#### Material supplied

BEGIN

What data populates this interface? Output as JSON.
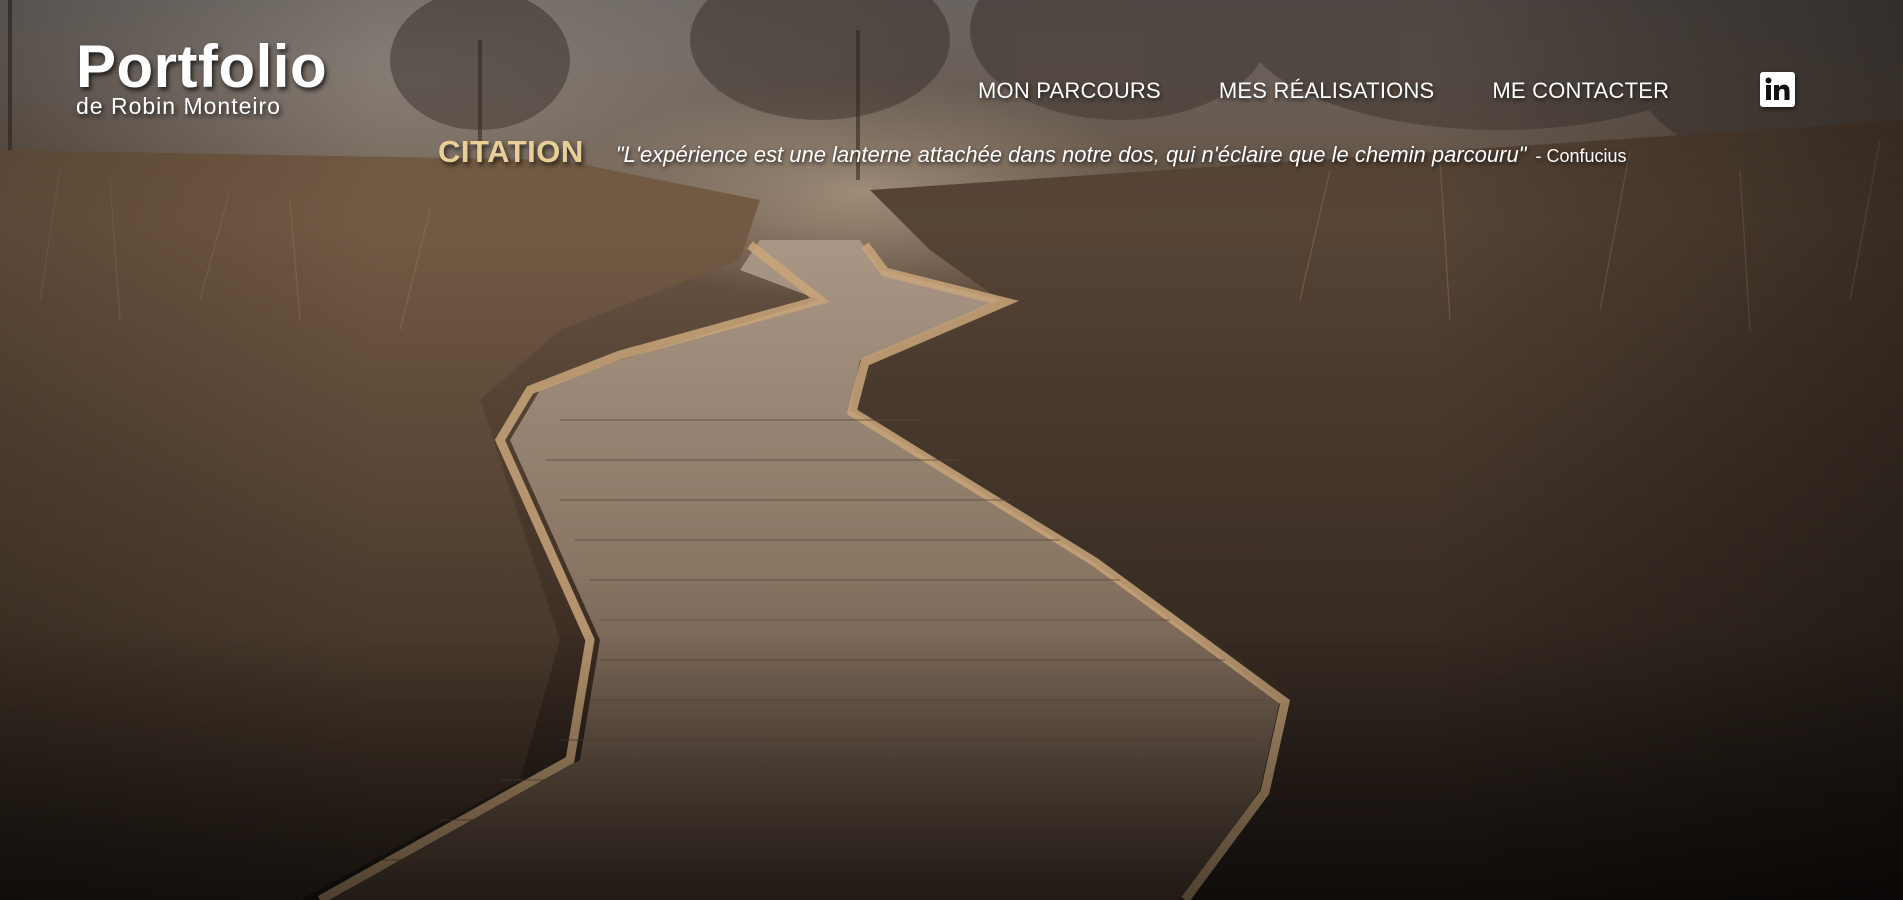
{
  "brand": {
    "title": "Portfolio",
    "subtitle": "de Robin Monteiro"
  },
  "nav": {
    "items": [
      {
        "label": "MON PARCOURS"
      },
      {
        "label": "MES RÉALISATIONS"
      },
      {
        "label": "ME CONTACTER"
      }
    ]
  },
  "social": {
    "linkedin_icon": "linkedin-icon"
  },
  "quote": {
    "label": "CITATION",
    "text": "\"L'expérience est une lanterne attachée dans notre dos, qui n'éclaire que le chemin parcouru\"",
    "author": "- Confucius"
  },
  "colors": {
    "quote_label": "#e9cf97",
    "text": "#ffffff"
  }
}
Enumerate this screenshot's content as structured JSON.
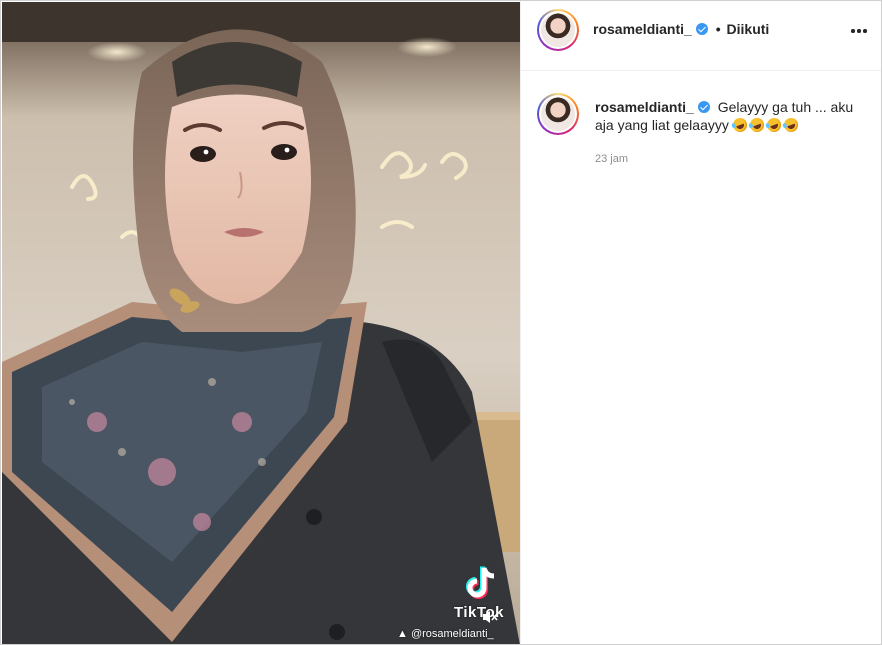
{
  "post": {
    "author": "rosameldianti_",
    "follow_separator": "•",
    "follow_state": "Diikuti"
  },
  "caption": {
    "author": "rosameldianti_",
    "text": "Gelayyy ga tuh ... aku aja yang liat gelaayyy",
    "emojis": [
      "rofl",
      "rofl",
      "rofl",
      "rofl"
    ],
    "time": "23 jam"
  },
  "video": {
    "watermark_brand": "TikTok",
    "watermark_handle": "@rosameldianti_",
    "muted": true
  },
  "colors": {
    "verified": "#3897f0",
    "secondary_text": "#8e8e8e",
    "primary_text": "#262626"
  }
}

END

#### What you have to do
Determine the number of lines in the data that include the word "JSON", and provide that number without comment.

#### Result of this exercise
2